The problem is, despite the fact that there are two post-coital slayings and one pre-coital slaying in the film, there aren't any concrete indications that Michael Myers attacks based on some puritanical rage. His actions seem more rooted in a desire to spread terror in a sleepy, idealistic small town - to reintroduce horror to the innocent, naive citizens.
Both John Carpenter and Debra Hill advocated for a less charged reading of the film. The pair shared their thoughts with David Konow in a piece for Consequence of Sound:
"It was never a conscious decision," Hill said. "The people who mentioned that [intimacy equals death] in reviews applied their own morality to it. I thought they were being ridiculously introspective about a film that was meant to have no social statements."
Carpenter agrees, saying, "It wasn’t my intention to make a moral point. I just hadn’t thought of it. The other girls were busy with their boyfriends, they were busy with other things. Laurie had the perception because she’s not involved in anything. She’s lonely, she’s looking out the window."
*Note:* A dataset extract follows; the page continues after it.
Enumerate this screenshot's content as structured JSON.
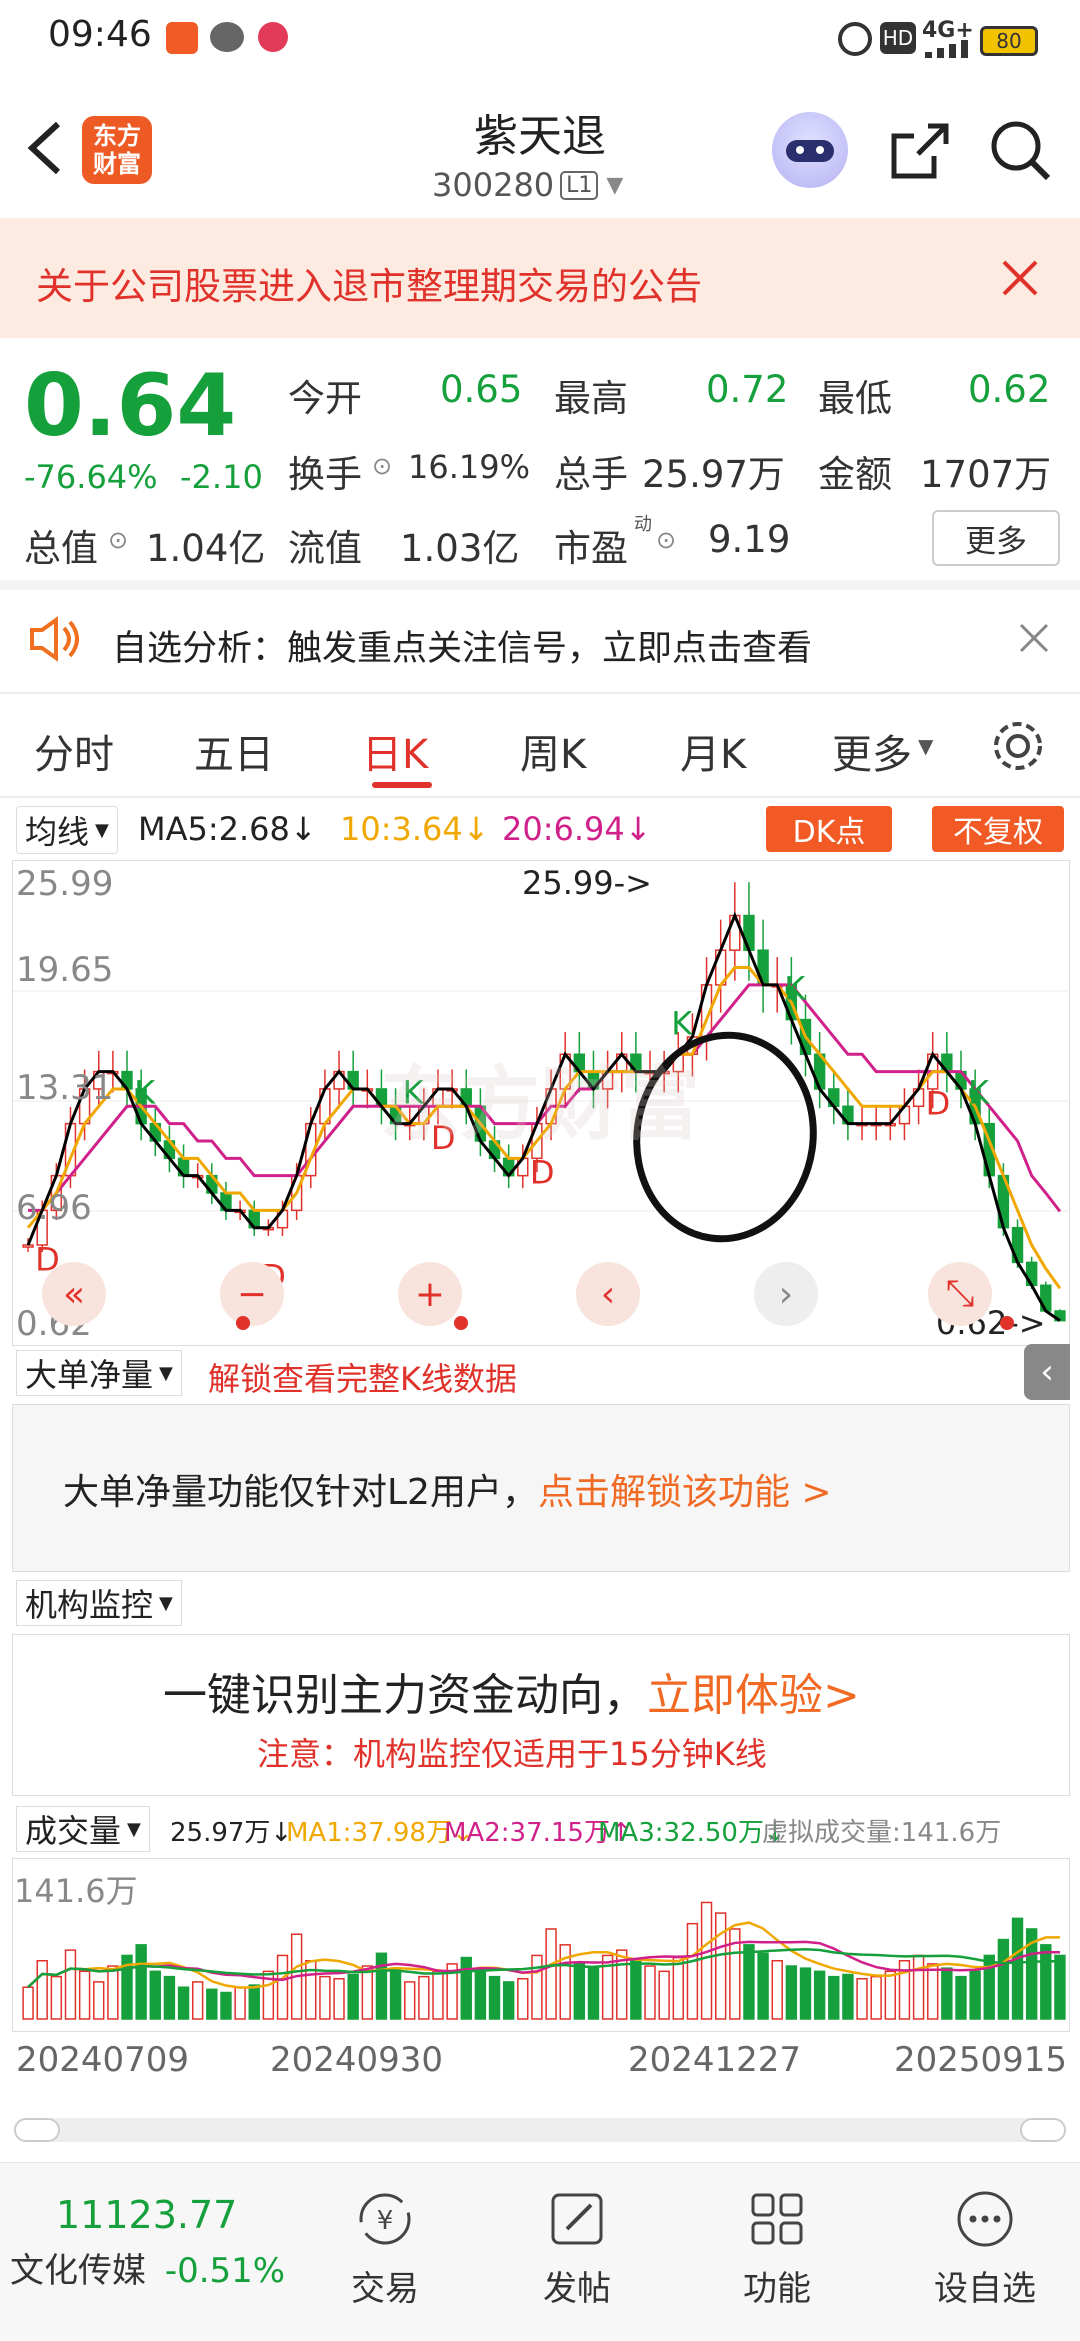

"We wanted to make Laurie a strong character who was very willful and feared nothing," Hill says. "Someone who was quiet yet defiant and faced the enemy. Laurie had an inner strength you didn’t see on the outside."
This quiet strength actually attracts Michael, and stands as the sole reason he targets her, not only as a victim of the knife, but also - and more importantly - as a victim of his sadistic games. He first notices Laurie when she and Tommy Doyle stop by the old Myers place to drop off a key for her father (he's a realtor attempting to sell the house). Tommy warns Laurie not to go near the home because it's a "spook house... it's haunted... awful stuff happened there once" (referring to Michael's slaying of his sister Judith 15 years prior). Laurie, however, no longer believes in haunted houses, and bravely walks up the porch and places the key under the mat. She isn't aware that Michael watches her just behind the door and, moments later, emerges from his childhood home to watch Laurie walk away. She sings as she goes, without a care in the world.
If Michael is enraged by anything, it's Laurie's lack of fear. It isn't enough to simply end her, though. He stalks her, makes his presence known throughout the film, breaking down her confidence, shattering her nerves. These scare tactics culminate in Michael luring Laurie over to Lindsay Wallace's house, where he has staged Laurie's now-deceased friends, Annie, Lynda, and Bob, in a horrifying tableau. In essence, Michael creates a personal "spook house" for Laurie to enter, featuring actual bodies. It is only at this moment that he attempts to slay her - after he has thoroughly terrorized her and reinstilled her fear. Laurie does have the wherewithal to fight him; however, as Tommy points out, "You can't kill the boogeyman." Michael gets away, leaving his victim physically and mentally scarred by her experience. The final moments of the film take us through each of the movie's primary locations while Michael breathes over the soundtrack, ending on an image of the old Myers place before cutting to the credits. This symbolizes Michael's reinstation of terror in Haddonfield, making his old home a place to once again fear, as well as a reaffirmation of his status as the boogeyman, an embodiment of evil and horror.
All this, combined with the fact Michael attempts to end Laurie despite her virginal status, makes it clear that neither the film's boogeyman nor the filmmakers are overtly concerned with physical intimacy. Michael simply sees in their activity an opportunity to dispatch Annie, Lynda, and Bob, and nothing more.